REQUIRED WORK => In the data below, give the number of lines that contain the word "your". Nothing else is needed.

::: DATA FOR PROCESSING :::

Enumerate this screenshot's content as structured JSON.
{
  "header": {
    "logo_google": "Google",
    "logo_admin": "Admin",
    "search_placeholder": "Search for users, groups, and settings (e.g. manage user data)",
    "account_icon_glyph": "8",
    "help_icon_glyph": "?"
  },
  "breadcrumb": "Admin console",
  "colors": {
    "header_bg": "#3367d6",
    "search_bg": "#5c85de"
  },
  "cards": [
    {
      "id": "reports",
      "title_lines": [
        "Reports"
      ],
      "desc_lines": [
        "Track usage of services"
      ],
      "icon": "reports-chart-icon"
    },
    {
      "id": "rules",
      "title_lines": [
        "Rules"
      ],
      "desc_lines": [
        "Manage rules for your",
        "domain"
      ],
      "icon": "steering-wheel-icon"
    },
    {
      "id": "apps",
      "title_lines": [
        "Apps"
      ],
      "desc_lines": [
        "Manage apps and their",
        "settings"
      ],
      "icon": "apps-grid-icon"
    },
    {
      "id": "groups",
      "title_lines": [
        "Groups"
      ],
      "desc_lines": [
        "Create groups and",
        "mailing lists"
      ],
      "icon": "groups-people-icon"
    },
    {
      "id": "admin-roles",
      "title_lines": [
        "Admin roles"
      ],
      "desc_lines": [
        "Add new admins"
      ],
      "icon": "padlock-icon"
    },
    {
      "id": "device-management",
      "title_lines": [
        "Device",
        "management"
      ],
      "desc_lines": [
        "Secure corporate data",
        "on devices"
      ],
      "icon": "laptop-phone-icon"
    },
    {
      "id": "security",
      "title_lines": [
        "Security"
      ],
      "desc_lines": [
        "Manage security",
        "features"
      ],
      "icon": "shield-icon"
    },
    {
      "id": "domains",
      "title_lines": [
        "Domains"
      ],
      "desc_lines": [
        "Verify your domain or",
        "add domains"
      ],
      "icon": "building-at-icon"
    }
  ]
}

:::
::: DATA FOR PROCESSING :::

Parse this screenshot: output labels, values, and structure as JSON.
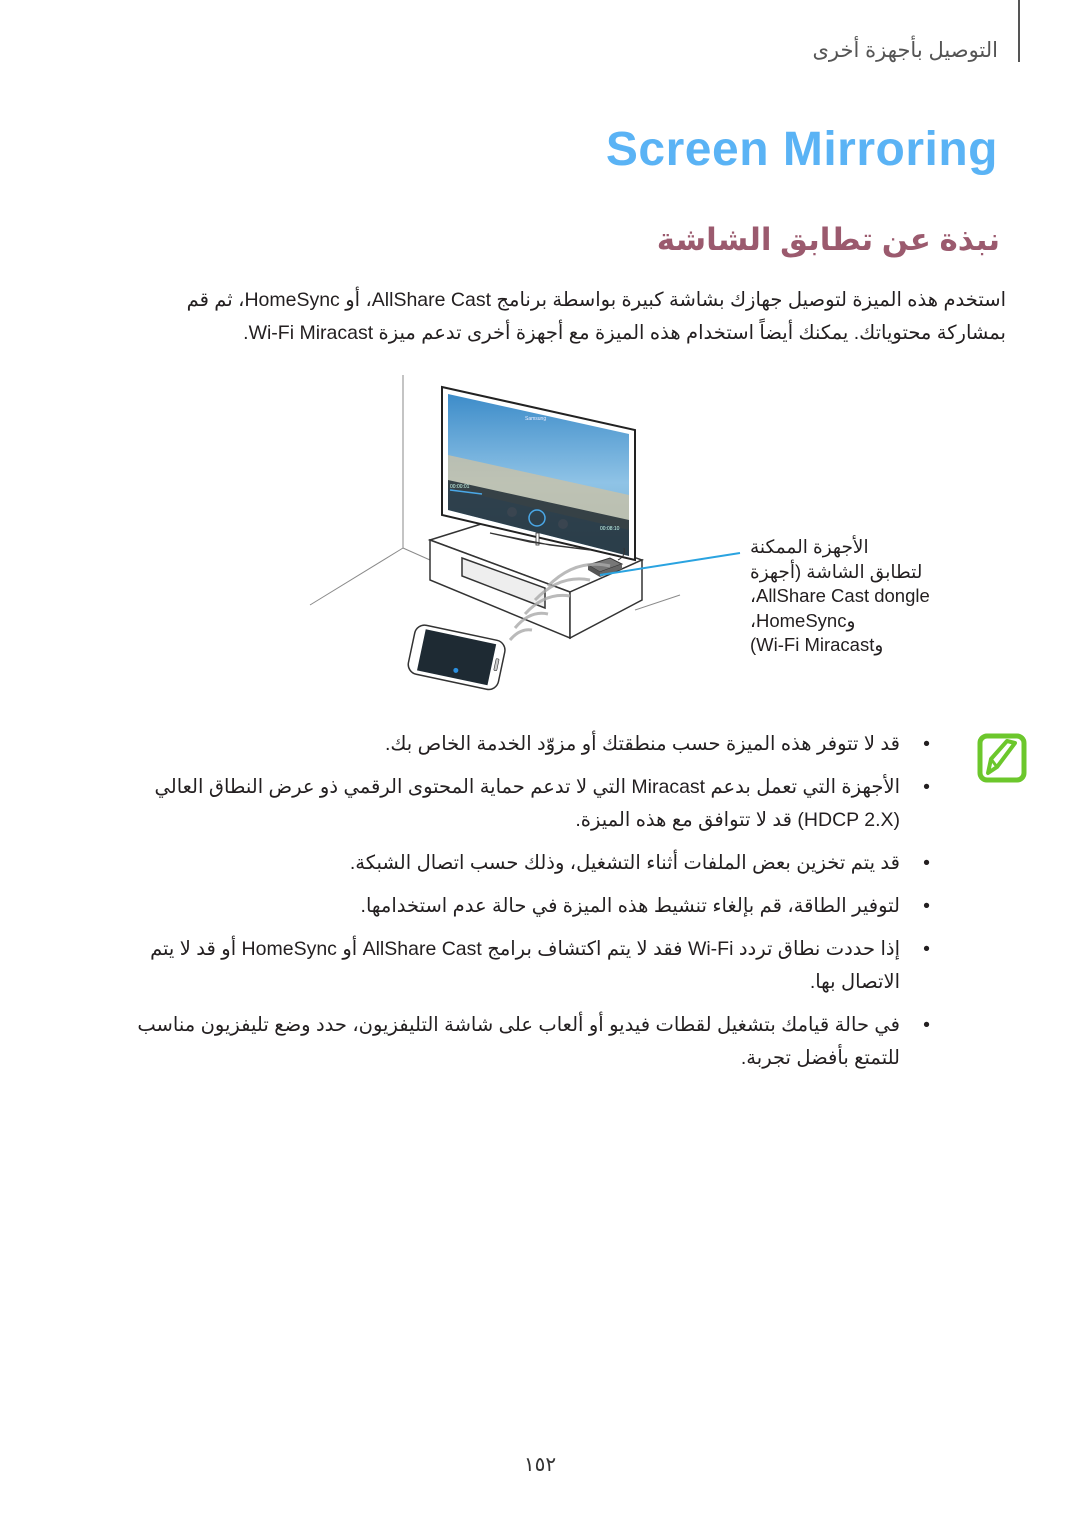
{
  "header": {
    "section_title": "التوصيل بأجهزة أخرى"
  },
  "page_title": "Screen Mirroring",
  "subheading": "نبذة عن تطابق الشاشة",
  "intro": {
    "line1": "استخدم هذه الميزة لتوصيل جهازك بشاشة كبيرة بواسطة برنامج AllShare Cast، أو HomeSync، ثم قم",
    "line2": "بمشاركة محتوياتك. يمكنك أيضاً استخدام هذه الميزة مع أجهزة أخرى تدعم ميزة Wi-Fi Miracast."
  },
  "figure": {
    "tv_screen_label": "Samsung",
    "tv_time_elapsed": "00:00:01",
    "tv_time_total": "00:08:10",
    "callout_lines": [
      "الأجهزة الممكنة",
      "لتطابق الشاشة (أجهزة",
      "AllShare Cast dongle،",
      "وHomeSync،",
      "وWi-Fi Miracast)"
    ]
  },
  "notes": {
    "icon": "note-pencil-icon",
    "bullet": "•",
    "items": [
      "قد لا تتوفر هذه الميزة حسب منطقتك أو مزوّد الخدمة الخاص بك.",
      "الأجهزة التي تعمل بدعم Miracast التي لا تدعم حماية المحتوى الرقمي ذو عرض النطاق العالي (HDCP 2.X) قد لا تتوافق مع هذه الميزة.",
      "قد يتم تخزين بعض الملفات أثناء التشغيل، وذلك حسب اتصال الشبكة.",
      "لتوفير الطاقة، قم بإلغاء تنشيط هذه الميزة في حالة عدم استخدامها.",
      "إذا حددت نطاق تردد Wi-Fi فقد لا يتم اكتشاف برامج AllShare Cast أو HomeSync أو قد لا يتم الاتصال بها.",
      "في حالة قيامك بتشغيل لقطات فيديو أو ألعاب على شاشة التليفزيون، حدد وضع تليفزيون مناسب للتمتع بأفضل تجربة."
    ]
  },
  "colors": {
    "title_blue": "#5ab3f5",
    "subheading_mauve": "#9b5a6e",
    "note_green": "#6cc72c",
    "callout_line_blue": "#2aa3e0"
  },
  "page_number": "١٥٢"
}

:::

TASK RESPONSE => 2